Autobiography of Samuel S. Hildebrand, Edited by Kirby Ross
reviewed by Deb Houdek Rule for Civil War St. Louis
“Hooray for Hildebrand,” the bandits at the Ste. Genevieve robbery (presumably the ultimately famous James-Younger gang) shouted as they rode out of town. That piece of history as much as anything secured Sam Hildebrand’s place in memory. If an outlaw would say “Hooray for Hildebrand” in 1873, I would say “Hooray for Kirby Ross” today for bringing the Autobiography of Samuel S. Hildebrand back from obscurity, and working it into a splendid new, and eminently useful, form.
Sam Hildebrand came to fame—or infamy—during the bloody struggle for Missouri during the Civil War. He went from being a farmer raising a large family in south-eastern Missouri to becoming one of the most renowned of the Confederate bushwhackers. Hildebrand was sometimes compared to Rob Roy, sometimes vilified as a bloody murderer.
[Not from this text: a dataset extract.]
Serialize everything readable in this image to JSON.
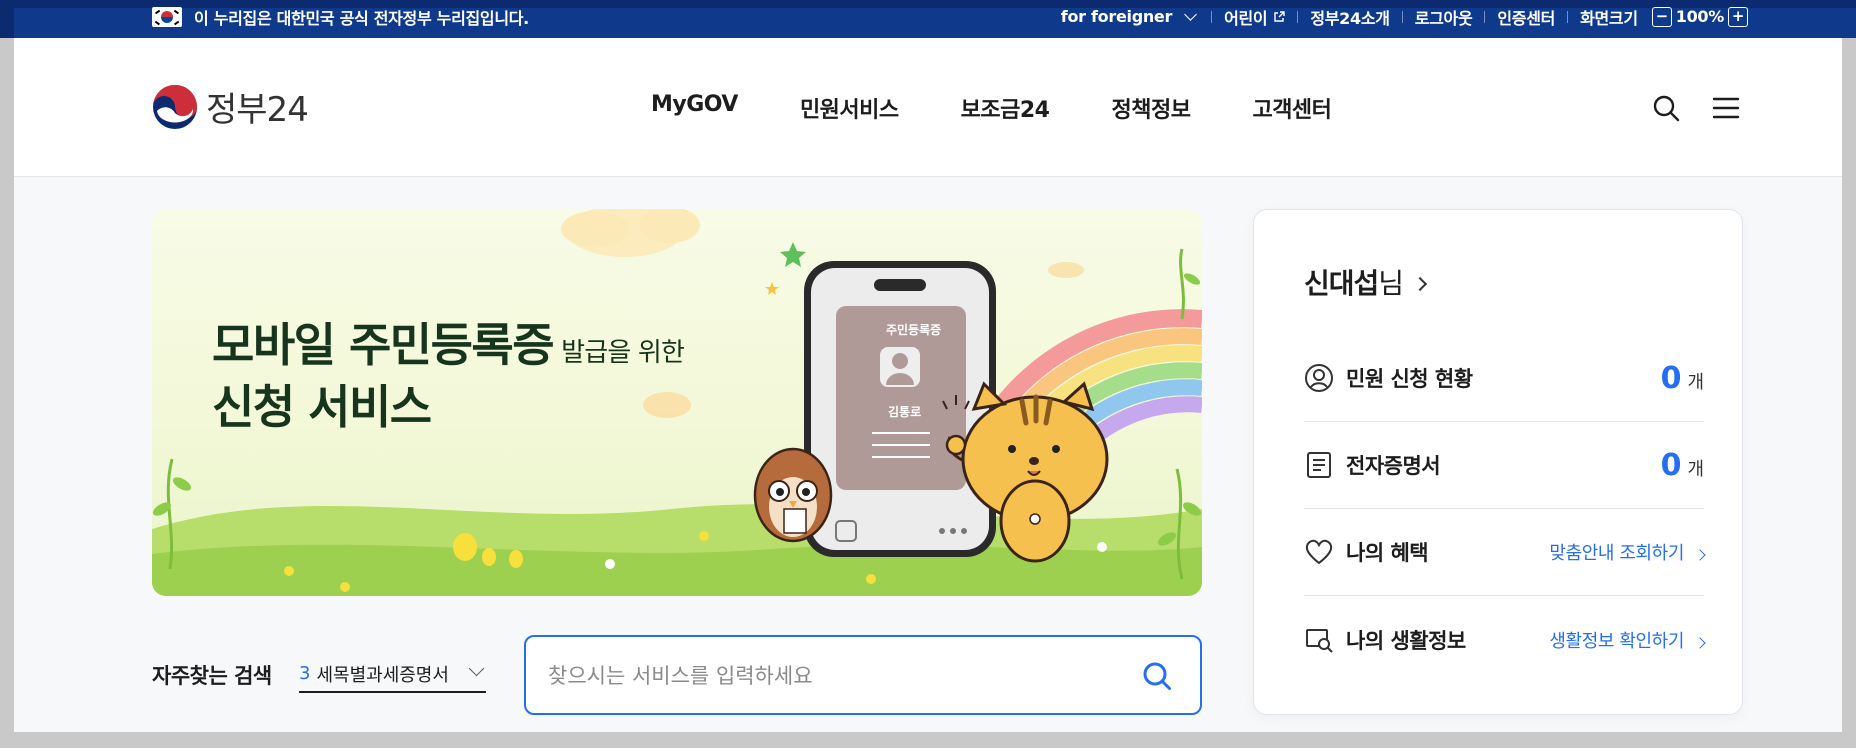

He is a rare figure for many reasons, not the least of which is Hildebrand published an autobiography of his exploits.
Written in 1870, the illiterate Hildebrand dictated his story to two journalists. Shortly after its publication, Hildebrand was shot and killed, dying as violently as he had lived. His autobiography went from a brief surge of interest to fade into almost complete obscurity. For myself, I know how rare and difficult to obtain the Hildebrand account was. The nearest copy I could find was in a special collections over one hundred miles away. At that, even once acquired the 1870 edition of Sam Hildebrand’s autobiography would be at best an interesting historical novelty.
Here lies the great virtue of this edition of the Autobiography of Samuel S. Hildebrand as edited by Kirby Ross—over one-third of this volume consists of Kirby Ross’s notations about the historical truth of Hildebrand’s words. The research and notes are nothing short of excellent. Far from being an historical novelty, the Autobiography of Samuel S. Hildebrand is now a valuable addition to the history of the war in Missouri, in particular of the convoluted guerrilla warfare. No library of the Civil War in the Trans-Mississippi can now be considered complete without this volume.
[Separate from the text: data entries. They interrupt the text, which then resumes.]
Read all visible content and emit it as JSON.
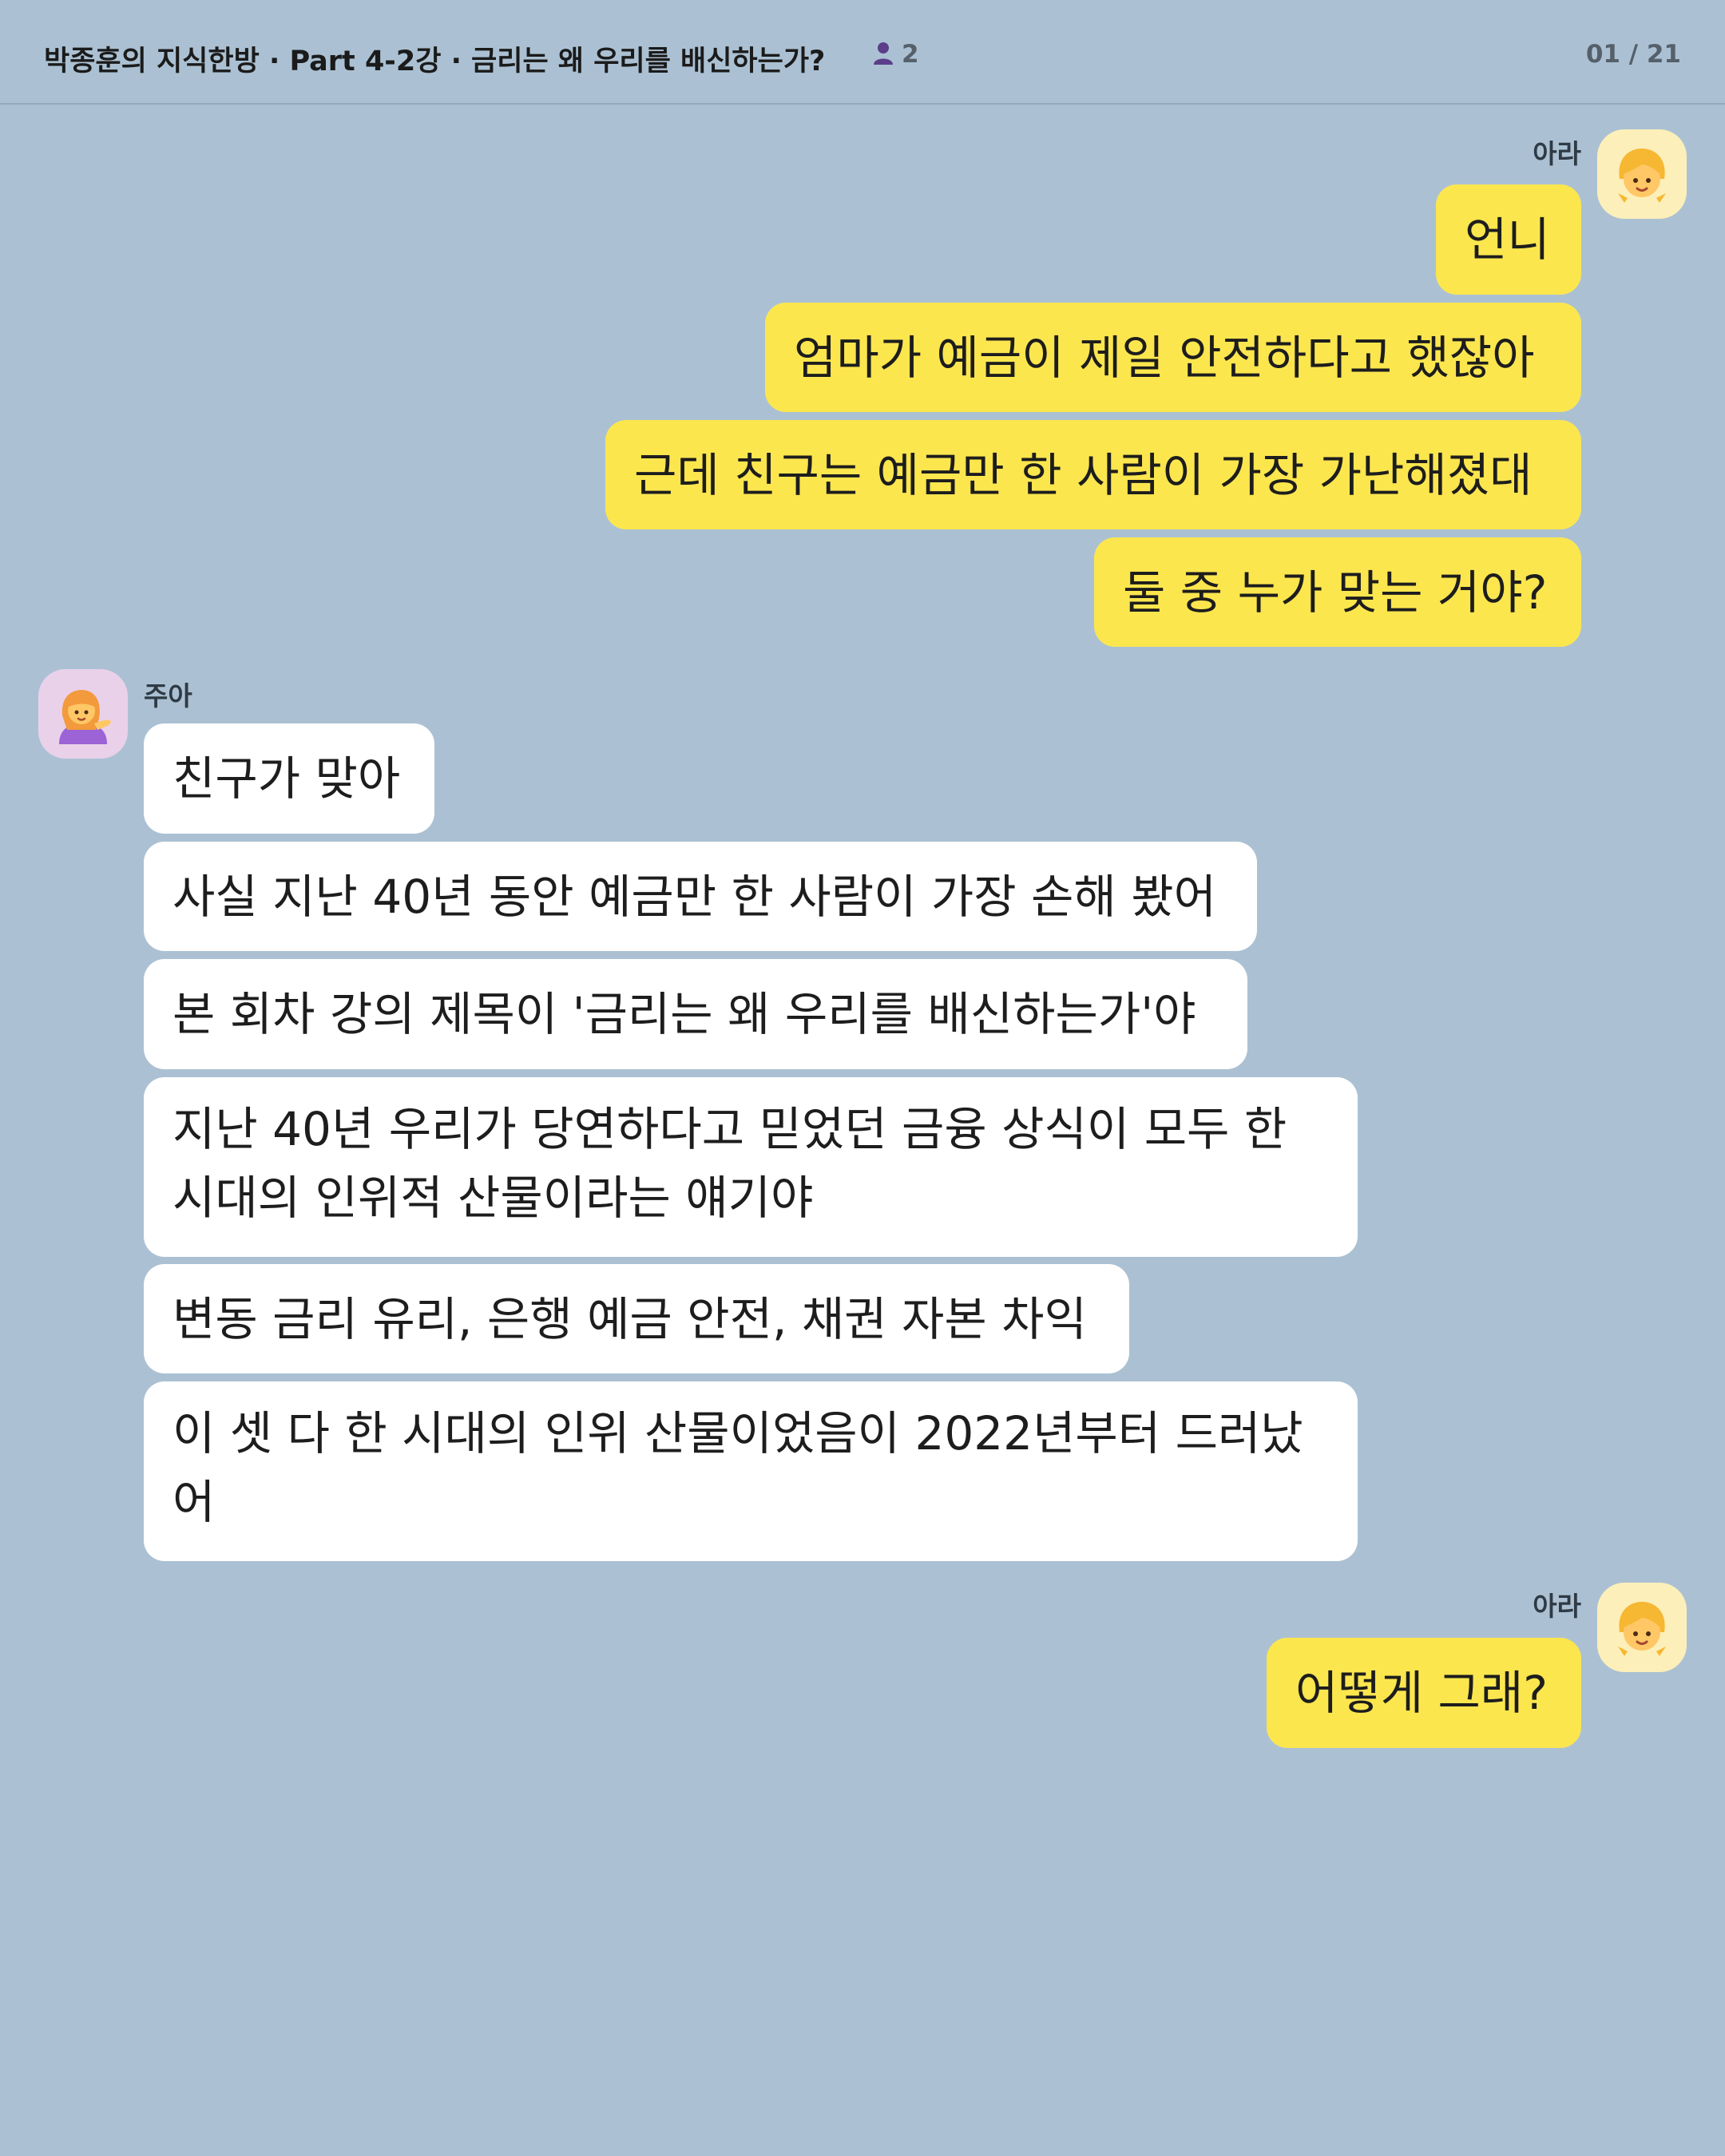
{
  "header": {
    "title": "박종훈의 지식한방 · Part 4-2강 · 금리는 왜 우리를 배신하는가?",
    "member_icon": "person-icon",
    "member_count": "2",
    "page_indicator": "01 / 21"
  },
  "colors": {
    "background": "#abc1d3",
    "my_bubble": "#fce64e",
    "their_bubble": "#ffffff"
  },
  "messages": [
    {
      "sender": "아라",
      "avatar_icon": "girl-emoji-icon",
      "side": "right",
      "texts": [
        "언니",
        "엄마가 예금이 제일 안전하다고 했잖아",
        "근데 친구는 예금만 한 사람이 가장 가난해졌대",
        "둘 중 누가 맞는 거야?"
      ]
    },
    {
      "sender": "주아",
      "avatar_icon": "woman-tipping-hand-emoji-icon",
      "side": "left",
      "texts": [
        "친구가 맞아",
        "사실 지난 40년 동안 예금만 한 사람이 가장 손해 봤어",
        "본 회차 강의 제목이 '금리는 왜 우리를 배신하는가'야",
        "지난 40년 우리가 당연하다고 믿었던 금융 상식이 모두 한 시대의 인위적 산물이라는 얘기야",
        "변동 금리 유리, 은행 예금 안전, 채권 자본 차익",
        "이 셋 다 한 시대의 인위 산물이었음이 2022년부터 드러났어"
      ]
    },
    {
      "sender": "아라",
      "avatar_icon": "girl-emoji-icon",
      "side": "right",
      "texts": [
        "어떻게 그래?"
      ]
    }
  ]
}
Kirby Ross—with whom we, the editors of Civil War St. Louis website, have had the pleasure of working with for many years, hosting many of his fine articles—is a thorough, exacting researcher and historian. His work on the Autobiography of Samuel S. Hildebrand shows this same high quality of work we’ve come to expect.
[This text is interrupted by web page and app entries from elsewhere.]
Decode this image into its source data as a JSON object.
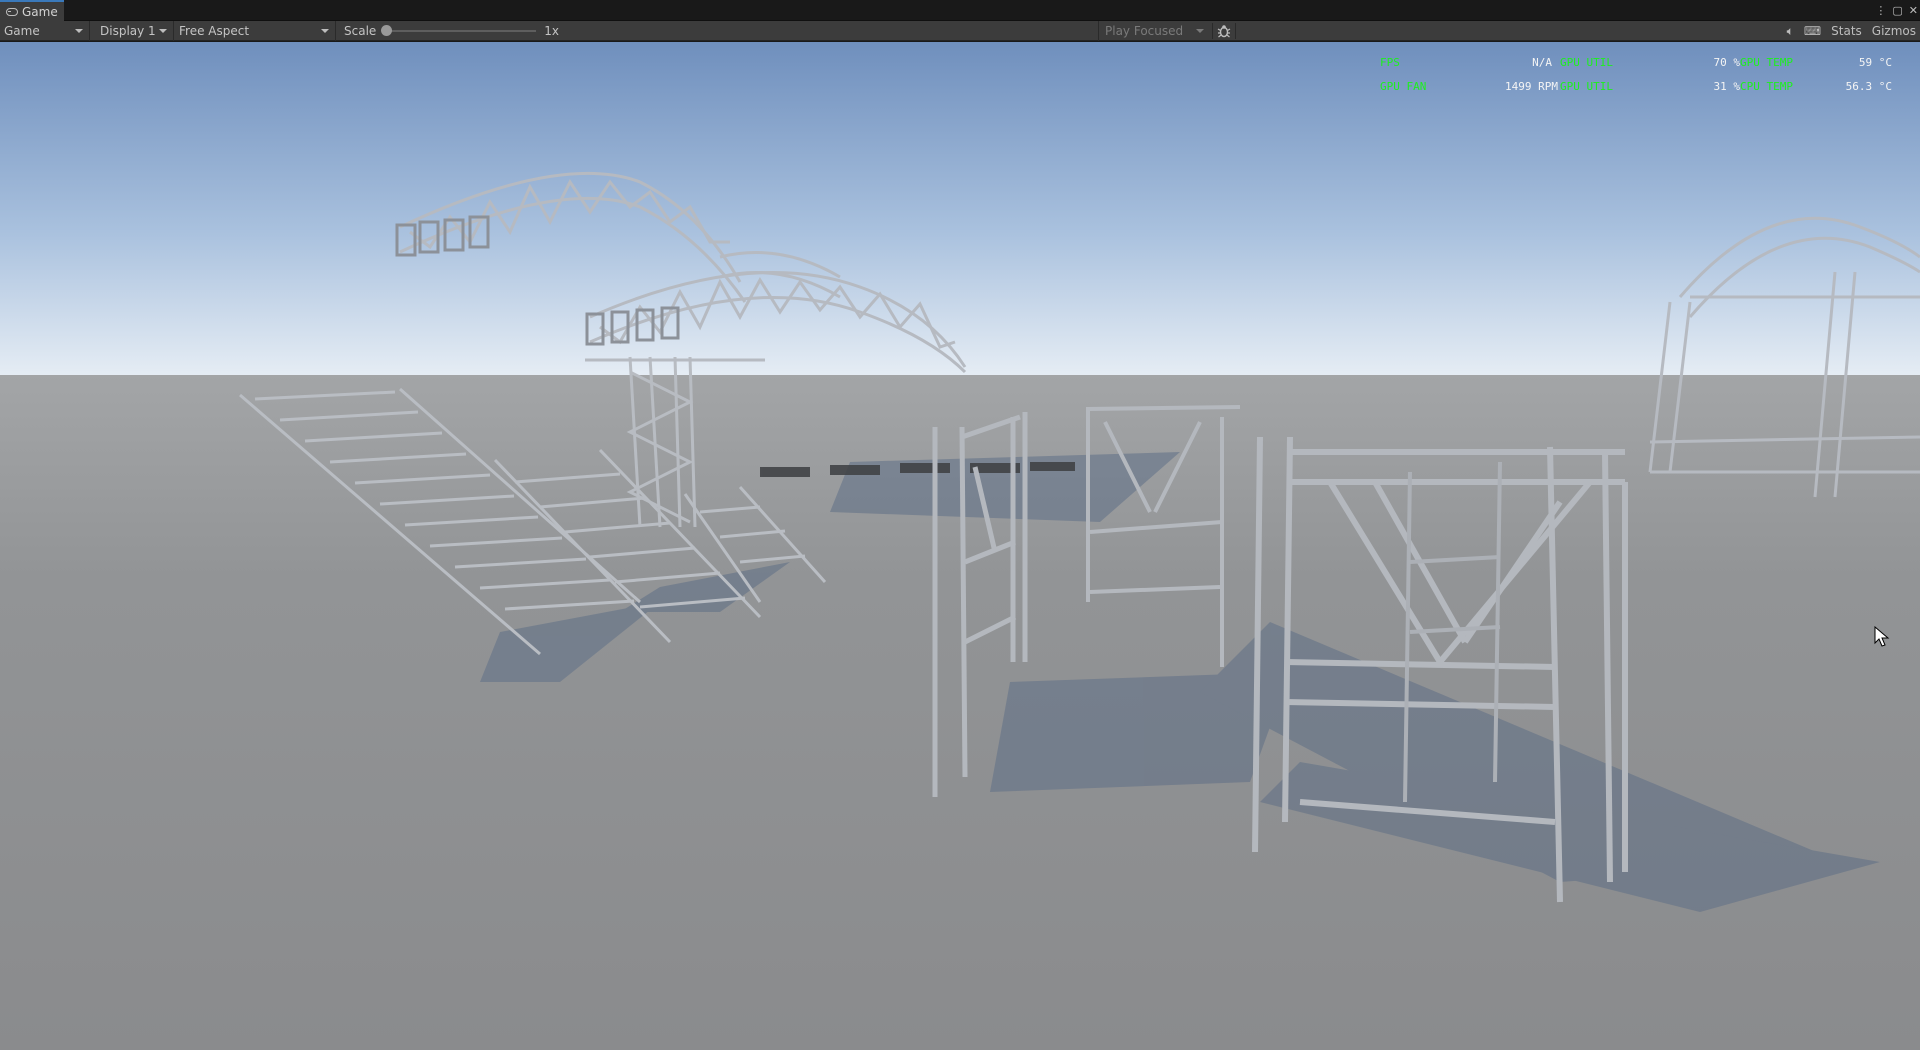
{
  "tab": {
    "title": "Game"
  },
  "toolbar": {
    "view_mode": "Game",
    "display": "Display 1",
    "aspect": "Free Aspect",
    "scale_label": "Scale",
    "scale_value": "1x",
    "play_mode": "Play Focused",
    "stats_label": "Stats",
    "gizmos_label": "Gizmos"
  },
  "hud": {
    "fps_label": "FPS",
    "fps_value": "N/A",
    "gpu_util_label_1": "GPU UTIL",
    "gpu_util_value_1": "70 %",
    "gpu_temp_label_1": "GPU TEMP",
    "gpu_temp_value_1": "59 °C",
    "gpu_fan_label": "GPU FAN",
    "gpu_fan_value": "1499 RPM",
    "gpu_util_label_2": "GPU UTIL",
    "gpu_util_value_2": "31 %",
    "gpu_temp_label_2": "CPU TEMP",
    "gpu_temp_value_2": "56.3 °C"
  },
  "colors": {
    "hud_label": "#1df01d",
    "toolbar_bg": "#3c3c3c",
    "tab_accent": "#3a79bb",
    "sky_top": "#6f8fbd",
    "sky_horizon": "#e7eef6",
    "ground": "#8a8c8e",
    "truss": "#b8bcc2"
  },
  "icons": {
    "tab": "game-controller-icon",
    "bug": "bug-icon",
    "audio": "speaker-icon",
    "keyboard": "keyboard-icon",
    "menu": "kebab-menu-icon",
    "maximize": "maximize-icon",
    "close": "close-icon",
    "cursor": "mouse-cursor-icon"
  }
}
The Autobiography of Samuel S. Hildebrand as edited by Kirby Ross consists of two reading experiences. The first is the unchanged narrative as told by Sam Hildebrand loaded with adventures, violence, rationalizations, excuses, myths and reality. It’s good reading. The second, equally enjoyable reading experience, is the extensive narrative notes written by Kirby Ross breaking down the tale into reality, confirming or denying Hildebrand’s claims. Thank you, Kirby Ross, for this superb research and writing!
This review of the Autobiography of Samuel S. Hildebrand is long overdue, but this book will be a timeless addition to the history of the Civil War in Missouri.